Postpartum depression affects 10 to 15% of women in the nation, according to Intermountain Healthcare. Clinicians in Southern Utah created a new support group to help moms, sensing a strong need in the community.
“For me, it was wanting to pack my bags and run away,” said Washington City resident Shyann Brown.
Brown suffered from postpartum depression with each of her three children. She said she felt overwhelmed with the pressures of a new baby and lack of sleep.
“I didn’t ever want to leave the house,” Brown said. “I felt like it was just too much hassle.”
Brown said having a strong support network of family and friends helped her symptoms improve over time. She said the new support group at Intermountain Healthcare in St. George is a great way to help new moms cope.

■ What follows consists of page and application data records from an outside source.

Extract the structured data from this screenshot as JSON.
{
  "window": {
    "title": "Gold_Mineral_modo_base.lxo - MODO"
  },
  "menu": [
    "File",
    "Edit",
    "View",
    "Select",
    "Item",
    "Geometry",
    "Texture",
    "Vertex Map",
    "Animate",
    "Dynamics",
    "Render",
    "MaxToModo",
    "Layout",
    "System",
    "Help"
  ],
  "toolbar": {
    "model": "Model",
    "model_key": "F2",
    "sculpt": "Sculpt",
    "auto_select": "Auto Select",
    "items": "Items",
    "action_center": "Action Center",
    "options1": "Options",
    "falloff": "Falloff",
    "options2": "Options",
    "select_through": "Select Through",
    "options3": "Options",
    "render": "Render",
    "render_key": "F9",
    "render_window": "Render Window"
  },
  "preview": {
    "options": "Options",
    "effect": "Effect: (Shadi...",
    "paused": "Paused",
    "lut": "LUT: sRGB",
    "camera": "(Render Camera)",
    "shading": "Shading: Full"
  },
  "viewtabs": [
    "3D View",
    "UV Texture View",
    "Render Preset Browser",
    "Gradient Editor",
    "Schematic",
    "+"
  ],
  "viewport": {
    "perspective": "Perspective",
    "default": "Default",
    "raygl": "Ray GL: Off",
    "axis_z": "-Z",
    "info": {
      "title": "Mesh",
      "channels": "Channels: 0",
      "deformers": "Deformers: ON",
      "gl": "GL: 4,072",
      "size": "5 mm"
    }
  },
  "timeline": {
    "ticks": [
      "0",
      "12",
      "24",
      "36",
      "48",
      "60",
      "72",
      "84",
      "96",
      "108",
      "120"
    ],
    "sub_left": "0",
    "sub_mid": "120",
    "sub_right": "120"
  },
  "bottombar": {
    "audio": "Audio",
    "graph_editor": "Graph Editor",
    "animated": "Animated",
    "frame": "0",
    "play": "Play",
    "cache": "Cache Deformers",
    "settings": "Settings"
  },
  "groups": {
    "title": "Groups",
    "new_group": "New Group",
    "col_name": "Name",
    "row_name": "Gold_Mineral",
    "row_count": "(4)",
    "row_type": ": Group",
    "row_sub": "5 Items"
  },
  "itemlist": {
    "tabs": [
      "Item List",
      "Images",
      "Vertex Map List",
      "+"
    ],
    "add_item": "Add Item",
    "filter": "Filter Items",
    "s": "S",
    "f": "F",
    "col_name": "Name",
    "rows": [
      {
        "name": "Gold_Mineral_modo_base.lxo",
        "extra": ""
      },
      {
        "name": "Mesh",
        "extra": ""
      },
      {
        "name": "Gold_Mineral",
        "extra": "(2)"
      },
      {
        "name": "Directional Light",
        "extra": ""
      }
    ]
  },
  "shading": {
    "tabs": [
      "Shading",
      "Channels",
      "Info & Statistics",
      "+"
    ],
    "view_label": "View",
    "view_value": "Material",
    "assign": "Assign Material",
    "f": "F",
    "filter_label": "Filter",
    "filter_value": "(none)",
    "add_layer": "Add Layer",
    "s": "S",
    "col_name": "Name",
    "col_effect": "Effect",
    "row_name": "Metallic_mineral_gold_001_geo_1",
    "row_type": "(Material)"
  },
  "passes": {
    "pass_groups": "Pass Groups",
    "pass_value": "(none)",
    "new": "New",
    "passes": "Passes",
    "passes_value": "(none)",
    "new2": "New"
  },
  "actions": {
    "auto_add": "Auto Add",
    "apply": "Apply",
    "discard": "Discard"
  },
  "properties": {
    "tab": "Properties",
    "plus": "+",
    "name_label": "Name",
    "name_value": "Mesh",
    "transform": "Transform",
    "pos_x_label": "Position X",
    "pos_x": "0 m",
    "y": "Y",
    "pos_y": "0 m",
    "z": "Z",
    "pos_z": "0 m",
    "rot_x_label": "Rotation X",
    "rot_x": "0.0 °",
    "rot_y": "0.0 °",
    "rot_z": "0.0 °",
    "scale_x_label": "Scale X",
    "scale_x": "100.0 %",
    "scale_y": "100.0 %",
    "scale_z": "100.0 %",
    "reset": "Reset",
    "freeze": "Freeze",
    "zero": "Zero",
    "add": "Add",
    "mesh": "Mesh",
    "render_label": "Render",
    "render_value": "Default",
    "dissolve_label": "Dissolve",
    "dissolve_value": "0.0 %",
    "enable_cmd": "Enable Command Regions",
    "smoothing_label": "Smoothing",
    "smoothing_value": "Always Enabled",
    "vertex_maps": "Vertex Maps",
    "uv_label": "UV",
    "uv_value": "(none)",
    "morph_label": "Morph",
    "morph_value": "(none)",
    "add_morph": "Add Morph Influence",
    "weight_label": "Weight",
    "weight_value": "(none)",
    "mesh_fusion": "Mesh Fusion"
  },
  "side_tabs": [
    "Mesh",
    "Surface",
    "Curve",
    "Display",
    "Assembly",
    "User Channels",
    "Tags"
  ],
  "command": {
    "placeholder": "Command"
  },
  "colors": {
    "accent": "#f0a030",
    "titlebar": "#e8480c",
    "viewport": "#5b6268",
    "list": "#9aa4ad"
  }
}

“We didn’t know of anything available in the community and had heard through several sources that there was a dire need,” said Intermountain Healthcare nurse practitioner Melissa Sorenson.
The support group meets every Thursday at 5:30 p.m. at Intermountain Psychiatry and Counseling in St. George and aims to be a place where moms can go and not feel judged.
“Moms have been too afraid to even come into the building for the support group,” Sorensen said. “They’ve driven here and felt they were going to be judged.”
“They feel like they’re bad moms,” Intermountain Healthcare clinical social worker Gayla Reinhardt said. “We reassure them that they’re not bad moms.”
Women suffering from postpartum depression may deal with frequent crying, lack of appetite, trouble sleeping, and feelings of guilt or worthlessness, according to Intermountain Healthcare.
“No woman should ever feel embarrassed or ashamed, as it’s a hormone imbalance,” Intermountain Healthcare nurse practitioner Carol Graff said. “You add on a new baby and lack of sleep and stressors and it can just make that much worse.”
With the support group, clinicians at Intermountain Healthcare hope to erase the stigma with postpartum depression.
“They’re usually crying when they come in and smiling when they leave,” said Reinhardt.
Reinhardt said the support group is free and they will add as many sessions as needed for the community.
If you have any questions or would like more information about the support group, contact Intermountain Psychiatry and Counseling at 435-251-5900.
According to a fact sheet for patients and families at Intermountain Healthcare, postpartum depression symptoms include:
- Feelings of sadness that last most of the day
- Frequent crying
- Lack of appetite
- Trouble sleeping
- Severe tiredness or wanting to sleep all the time
- Feelings of guilt or worthlessness
- Loss of interest in people and activities
- Trouble concentrating
- Negative feelings about the baby
- Thoughts of hurting yourself or the baby
- Intense anger, anxiety, or irritability
- Feeling confused, seeing or hearing things that aren’t there, or having thoughts that don’t make sense
Intermountain Healthcare suggests the following ways to take care of yourself during this time:
- Stay close to people who can support you. Don’t shut out concerned family and friends. Talk to them about how you’re feeling. Let them help in practical ways. If you know other new moms, get together and share your experiences.
- Don’t be alone. If your depressions symptoms are severe, ask a family member or friend to stay with you if your partner has to go to work.
- Try to get some physical activity every day. For example, taking a walk outdoors with your baby can help your mood. (If you have other children, ask someone to watch them while you get some exercise.)
- Take it easy on yourself. Don’t worry about getting everything done. It’s okay to lower your expectations and it’s okay to ask for help.
- Try to get enough sleep. If you’re having trouble sleeping, take a nap while your baby is asleep. If you have other children, it may help to have someone watch them so you get some sleep while the baby sleeps.